Coupons can be a powerful tool. Literally hundreds of studies exist which support the fact that people love getting (or even seeking for) promo deals. Yet, to turn them into a GDPR-compliant and effective marketing machine, you need something more than a cheesy “Save X dollars today!” mass-send to your customer base. Such general discounts are simply another example of SPAM.
According to Qubit’s study titled “Getting 6% more”, 81% of online consumers want promotions targeted to their product preferences. Let’s emphasize this fact - 81% of 2 billion user journeys they’ve analyzed indicate they’d love to receive personalized promotions.
The best thing about targeted coupons is that even if you can’t assume or prove personalized coupons lie within the legitimate interest range, you’ll find it easy to convince them to tick the checkbox. At least the data say so.
Being a customer yourself, wouldn’t you like to get these:
With such offers, we kill 2 birds with one stone. First, we improve the customer retention rate while building loyalty (we’ve seen our customers doing it successfully).Second, if we want to offer personalized deals, we need to get customer tracking and segmentation in place. There’s no other way. So, we limit the purpose of customers data processing and, moreover, we use it in good faith. And that’s what the customer tracking GDPR rule is all about.
If on top of these contextual discounts, you add unique coupons for every customer, you’ll achieve a nice side effect. You’ll be able to control your marketing campaign budget almost in real-time. By watching which coupons are used, you’ll realize which deals perform better. It’s actually A/B testing but without cookie/pixel clutter.
The key element to achieving this level of personalization and automation is software which integrates with your CRM and inventory systems. This will give you the ability to put contextual coupons in the myriad of customer touchpoints, like:
Note: what’s important is that the software running this coupon machinery is compliant with GDPR itself - your current marketing technology setup has been audited against GDPR readiness, right?
Thanks to personalized unique coupons your customers:
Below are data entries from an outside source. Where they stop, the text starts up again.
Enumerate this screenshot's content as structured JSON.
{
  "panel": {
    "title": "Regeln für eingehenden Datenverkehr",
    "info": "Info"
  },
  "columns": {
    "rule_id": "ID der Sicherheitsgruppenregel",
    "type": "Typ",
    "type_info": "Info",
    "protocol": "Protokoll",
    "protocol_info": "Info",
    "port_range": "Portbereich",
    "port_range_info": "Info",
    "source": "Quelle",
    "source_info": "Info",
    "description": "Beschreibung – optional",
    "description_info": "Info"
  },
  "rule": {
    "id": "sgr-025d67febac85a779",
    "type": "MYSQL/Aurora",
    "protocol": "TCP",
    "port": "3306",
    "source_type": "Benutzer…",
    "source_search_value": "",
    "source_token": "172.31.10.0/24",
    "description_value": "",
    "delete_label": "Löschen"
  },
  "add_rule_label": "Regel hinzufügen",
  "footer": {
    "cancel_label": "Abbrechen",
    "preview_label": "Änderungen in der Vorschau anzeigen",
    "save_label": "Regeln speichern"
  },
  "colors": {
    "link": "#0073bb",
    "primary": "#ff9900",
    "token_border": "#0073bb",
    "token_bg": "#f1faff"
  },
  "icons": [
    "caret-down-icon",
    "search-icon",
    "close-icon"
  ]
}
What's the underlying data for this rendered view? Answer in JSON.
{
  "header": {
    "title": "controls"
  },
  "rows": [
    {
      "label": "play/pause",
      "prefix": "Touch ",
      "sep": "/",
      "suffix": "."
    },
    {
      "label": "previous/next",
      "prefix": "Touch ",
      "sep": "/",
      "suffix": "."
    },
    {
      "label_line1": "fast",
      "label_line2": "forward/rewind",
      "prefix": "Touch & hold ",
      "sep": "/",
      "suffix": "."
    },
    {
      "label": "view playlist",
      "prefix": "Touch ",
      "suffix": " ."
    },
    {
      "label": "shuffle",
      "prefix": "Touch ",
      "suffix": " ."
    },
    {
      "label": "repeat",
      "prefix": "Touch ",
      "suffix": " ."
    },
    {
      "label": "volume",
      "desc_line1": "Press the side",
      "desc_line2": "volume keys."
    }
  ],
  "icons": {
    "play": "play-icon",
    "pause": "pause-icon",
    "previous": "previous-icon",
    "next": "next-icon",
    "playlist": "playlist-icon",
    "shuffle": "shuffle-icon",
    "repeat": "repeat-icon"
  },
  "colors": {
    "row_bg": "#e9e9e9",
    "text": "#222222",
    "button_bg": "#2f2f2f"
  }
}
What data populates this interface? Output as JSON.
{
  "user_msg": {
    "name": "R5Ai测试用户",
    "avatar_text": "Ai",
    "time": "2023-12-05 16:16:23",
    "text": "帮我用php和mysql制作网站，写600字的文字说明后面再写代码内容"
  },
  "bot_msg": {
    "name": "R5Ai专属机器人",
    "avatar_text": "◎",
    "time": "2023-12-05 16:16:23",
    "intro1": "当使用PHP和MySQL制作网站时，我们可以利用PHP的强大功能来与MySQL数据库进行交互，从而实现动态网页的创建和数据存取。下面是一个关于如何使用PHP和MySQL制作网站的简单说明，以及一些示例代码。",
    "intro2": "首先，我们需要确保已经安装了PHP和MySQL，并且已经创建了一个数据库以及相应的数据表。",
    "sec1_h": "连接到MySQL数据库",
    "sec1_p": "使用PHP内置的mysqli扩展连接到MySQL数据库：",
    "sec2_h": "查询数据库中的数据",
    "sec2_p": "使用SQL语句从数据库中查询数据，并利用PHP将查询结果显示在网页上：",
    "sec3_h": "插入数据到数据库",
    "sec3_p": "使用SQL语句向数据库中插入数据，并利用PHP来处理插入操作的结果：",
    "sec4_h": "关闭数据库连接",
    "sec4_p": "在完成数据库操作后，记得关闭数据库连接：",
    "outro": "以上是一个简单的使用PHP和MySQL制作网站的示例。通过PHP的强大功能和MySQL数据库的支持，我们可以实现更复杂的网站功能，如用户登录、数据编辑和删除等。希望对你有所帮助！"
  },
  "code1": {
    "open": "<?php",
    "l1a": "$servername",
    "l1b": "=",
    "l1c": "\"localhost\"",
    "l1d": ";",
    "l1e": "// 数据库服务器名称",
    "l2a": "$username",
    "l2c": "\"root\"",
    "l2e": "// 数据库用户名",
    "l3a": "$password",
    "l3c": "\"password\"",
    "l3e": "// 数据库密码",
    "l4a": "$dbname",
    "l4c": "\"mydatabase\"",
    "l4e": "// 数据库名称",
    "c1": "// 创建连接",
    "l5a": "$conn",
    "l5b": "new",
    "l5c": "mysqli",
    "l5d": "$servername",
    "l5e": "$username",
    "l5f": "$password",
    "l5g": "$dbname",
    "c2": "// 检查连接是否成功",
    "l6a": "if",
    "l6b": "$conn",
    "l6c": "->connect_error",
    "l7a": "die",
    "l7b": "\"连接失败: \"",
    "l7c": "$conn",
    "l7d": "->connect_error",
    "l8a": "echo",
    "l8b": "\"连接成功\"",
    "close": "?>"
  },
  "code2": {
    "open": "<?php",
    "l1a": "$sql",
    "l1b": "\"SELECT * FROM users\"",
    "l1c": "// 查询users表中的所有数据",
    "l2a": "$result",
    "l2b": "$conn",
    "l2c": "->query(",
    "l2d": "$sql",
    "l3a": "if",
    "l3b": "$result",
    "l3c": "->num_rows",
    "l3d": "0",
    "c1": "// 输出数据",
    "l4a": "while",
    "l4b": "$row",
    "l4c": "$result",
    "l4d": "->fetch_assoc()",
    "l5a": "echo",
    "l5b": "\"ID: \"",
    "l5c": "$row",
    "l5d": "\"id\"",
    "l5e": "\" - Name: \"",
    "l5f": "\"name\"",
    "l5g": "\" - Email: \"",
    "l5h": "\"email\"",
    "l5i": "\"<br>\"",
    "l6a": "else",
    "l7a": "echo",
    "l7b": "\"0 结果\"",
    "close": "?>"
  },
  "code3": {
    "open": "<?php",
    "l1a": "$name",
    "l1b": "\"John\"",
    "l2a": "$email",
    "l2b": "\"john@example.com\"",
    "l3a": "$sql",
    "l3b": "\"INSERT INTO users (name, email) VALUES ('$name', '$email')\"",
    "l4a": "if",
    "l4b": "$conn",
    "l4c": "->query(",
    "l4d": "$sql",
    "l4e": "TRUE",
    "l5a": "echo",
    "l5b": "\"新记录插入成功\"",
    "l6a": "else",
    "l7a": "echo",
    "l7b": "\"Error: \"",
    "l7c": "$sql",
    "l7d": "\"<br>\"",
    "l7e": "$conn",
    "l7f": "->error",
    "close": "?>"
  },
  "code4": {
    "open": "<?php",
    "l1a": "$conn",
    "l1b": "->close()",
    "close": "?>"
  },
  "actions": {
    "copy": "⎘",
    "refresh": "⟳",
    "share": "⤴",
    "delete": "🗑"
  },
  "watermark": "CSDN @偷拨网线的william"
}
Among other legitimate marketing channels, coupons can empower your campaigns in a data-driven way without being divergent from the privacy concerns GRPD brings in May. Sit down with your tech team to figure out how you can include personalized coupons into your marketing technology today.